Next year, we bring the noise. Sad Puppies won't be led by the Cuddly Care Bear, but by Kate the Impaler. The VFM will grow in size and malice, and the GG-inspired counterattack will spread into new industries. Next year, Rabid Puppies will utilize every useful tactic, explore every potentially usable angle. Because we're not here to win awards, we're here to kick ass and chew SJWs. John O'Neill has never grasped that. For some reason, he still thinks we are craving the approval of the human wreckage that risibly deems itself a literary elite.
The last few months has been a remarkably dynamic and exciting time for fandom. The Sad Puppies and Rabid Puppies accomplished something absolutely incredible: joining together to make a resounding statement about the current state of science fiction awards, and forcing the entire industry to sit up and take notice.
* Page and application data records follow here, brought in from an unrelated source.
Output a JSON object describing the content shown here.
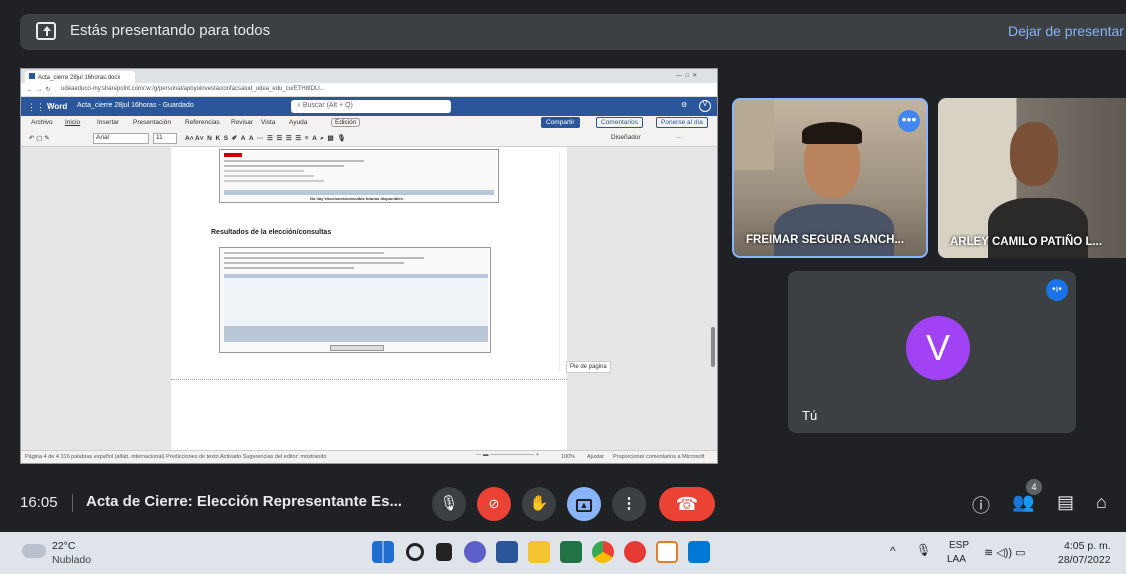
{
  "top": {
    "presenting_text": "Estás presentando para todos",
    "stop_label": "Dejar de presentar"
  },
  "shared": {
    "tab_title": "Acta_cierre 28jul 16horas.docx",
    "url": "udeaeduco-my.sharepoint.com/:w:/g/personal/apoyoinvestacionfacsalud_udea_edu_co/ETH8IDLl...",
    "word_app": "Word",
    "doc_name": "Acta_cierre 28jul 16horas - Guardado",
    "search_placeholder": "Buscar (Alt + Q)",
    "menu": [
      "Archivo",
      "Inicio",
      "Insertar",
      "Presentación",
      "Referencias",
      "Revisar",
      "Vista",
      "Ayuda",
      "Edición"
    ],
    "share": "Compartir",
    "comments": "Comentarios",
    "catchup": "Ponerse al día",
    "font": "Arial",
    "size": "11",
    "designer": "Diseñador",
    "doc_heading": "Resultados de la elección/consultas",
    "no_elections": "No hay elecciones/consultas futuras disponibles.",
    "footer_tag": "Pie de página",
    "status": "Página 4 de 4    316 palabras    español (alfab. internacional)    Predicciones de texto:Activado    Sugerencias del editor: mostrando",
    "zoom": "100%",
    "fit": "Ajustar",
    "feedback": "Proporcionar comentarios a Microsoft"
  },
  "participants": [
    {
      "name": "FREIMAR SEGURA SANCH..."
    },
    {
      "name": "ARLEY CAMILO PATIÑO L..."
    },
    {
      "name": "Tú",
      "initial": "V"
    }
  ],
  "meet": {
    "time": "16:05",
    "title": "Acta de Cierre: Elección Representante Es...",
    "people_count": "4"
  },
  "taskbar": {
    "temp": "22°C",
    "weather": "Nublado",
    "lang1": "ESP",
    "lang2": "LAA",
    "clock": "4:05 p. m.",
    "date": "28/07/2022"
  }
}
They have, without question, been the single largest story in fandom this year.Yeah, they said much the same last year too. The problem is that John still thinks we seized the genre by the throat in order to make a point. We're not making a point, we're strangling an evil and obnoxious ideology. And we have only begun to squeeze.
Unfortunately, the subsequent discussion has been a Public Relations disaster for the Puppies. When the eyes of the world were upon them (and while they were admittedly being unfairly criticized by people who misunderstood what they were really about), the Puppies responded by relentlessly going on the attack, hurling bombs at “SJWs,” liberals, secret cartels controlling the Hugos, and (especially, and rather senselessly) Tor, the publisher that has tirelessly promoted and sold many of the authors they championed.
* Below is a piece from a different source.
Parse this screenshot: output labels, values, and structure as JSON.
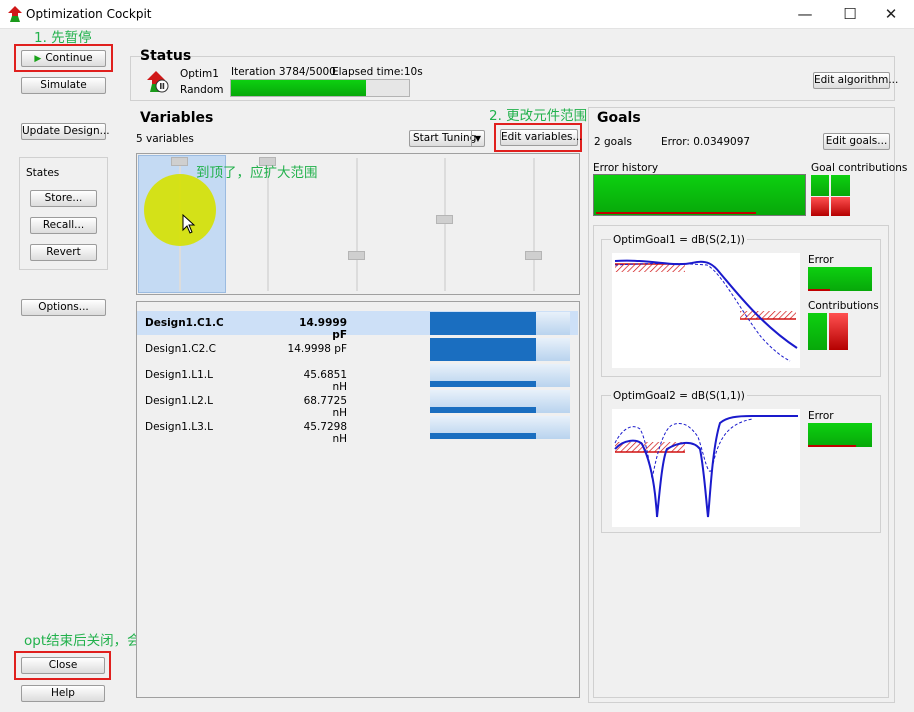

In short, four months ago the Puppies grabbed the microphone and stood on stage in front of the entire industry. They seized the genre by the throat, and had a golden opportunity to make their point. And instead, they simply proved that they had nothing of any real value to say.
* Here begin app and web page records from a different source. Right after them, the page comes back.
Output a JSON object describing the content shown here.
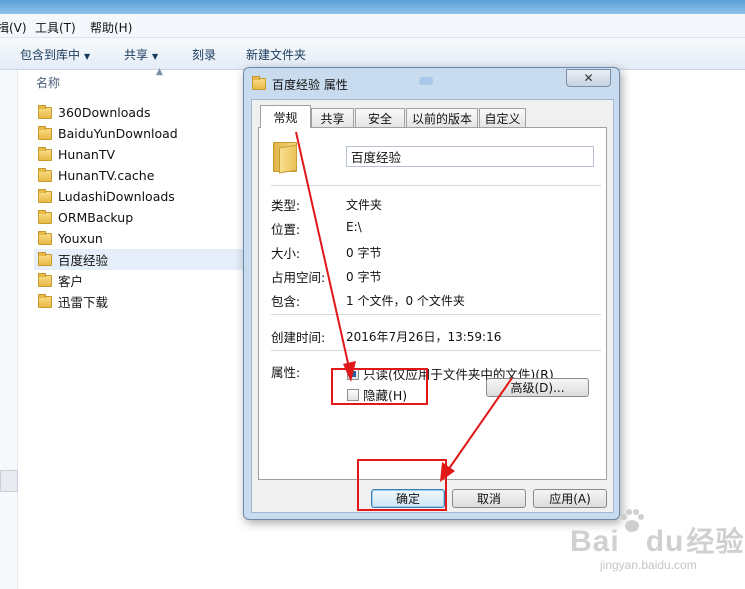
{
  "menubar": {
    "items": [
      {
        "label": "揖(V)"
      },
      {
        "label": "工具(T)"
      },
      {
        "label": "帮助(H)"
      }
    ]
  },
  "toolbar": {
    "include_library": "包含到库中",
    "share": "共享",
    "burn": "刻录",
    "new_folder": "新建文件夹"
  },
  "file_list": {
    "column_name": "名称",
    "items": [
      {
        "name": "360Downloads"
      },
      {
        "name": "BaiduYunDownload"
      },
      {
        "name": "HunanTV"
      },
      {
        "name": "HunanTV.cache"
      },
      {
        "name": "LudashiDownloads"
      },
      {
        "name": "ORMBackup"
      },
      {
        "name": "Youxun"
      },
      {
        "name": "百度经验",
        "selected": true
      },
      {
        "name": "客户"
      },
      {
        "name": "迅雷下载"
      }
    ]
  },
  "dialog": {
    "title": "百度经验 属性",
    "close_glyph": "✕",
    "tabs": [
      {
        "label": "常规",
        "active": true
      },
      {
        "label": "共享"
      },
      {
        "label": "安全"
      },
      {
        "label": "以前的版本"
      },
      {
        "label": "自定义"
      }
    ],
    "folder_name": "百度经验",
    "props": {
      "type_label": "类型:",
      "type_value": "文件夹",
      "location_label": "位置:",
      "location_value": "E:\\",
      "size_label": "大小:",
      "size_value": "0 字节",
      "size_on_disk_label": "占用空间:",
      "size_on_disk_value": "0 字节",
      "contains_label": "包含:",
      "contains_value": "1 个文件，0 个文件夹",
      "created_label": "创建时间:",
      "created_value": "2016年7月26日，13:59:16",
      "attributes_label": "属性:"
    },
    "readonly_label": "只读(仅应用于文件夹中的文件)(R)",
    "readonly_state": "indeterminate",
    "hidden_label": "隐藏(H)",
    "hidden_checked": false,
    "advanced_button": "高级(D)...",
    "ok_button": "确定",
    "cancel_button": "取消",
    "apply_button": "应用(A)"
  },
  "annotation_color": "#e01818",
  "watermark": {
    "logo_text": "Bai",
    "logo_text_2": "du",
    "logo_cn": "经验",
    "url": "jingyan.baidu.com"
  }
}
Today, the Sad Puppies are already seen as a spent force. Irrelevant, misguided, and not particularly very interesting. Perhaps I’ll be be proven wrong, and when the Hugo Winners are announced at Sasquan in Spokane, Washington, on August 22, the Puppies will sweep again, just as they swept the nominations.
But I don’t think so. I think the result will be quite the opposite, and the Puppies will be swept aside in a wave of NO AWARDs. When that happens, I’m sure there will be plenty of dark muttering about “next year.” But by then, the microphone will have been turned off, and the audience will be long gone. The Puppies are part of history; they just don’t know it.
Later this month, one of two things will happen. Either one-third of the Hugo Awards will be obliterated or the twenty-year dominance of the science fiction SJWs will be publicly shattered for the world to see. The former is a win for Rabid Puppies, the latter is a win for everyone except the SJWs, but in particular for the Sad Puppies. And if the former result is not quite as dramatic as I would have liked, well, we can always seek to do better next year.
On a tangential note, I appreciated this response to one of O'Neill's sillier statements in the comments:
"In short, the Puppy slate just doesn’t measure up."To summarize: We are the reavers and the renegades, the rebels and the revolutionaries, and we don’t give a quantum of a damn about pieces of plastic or the insider approval they represent.
"Riding the Red Horse is the first great mil-sf anthology since Jerry Pournelle tapered off back in the 90′s."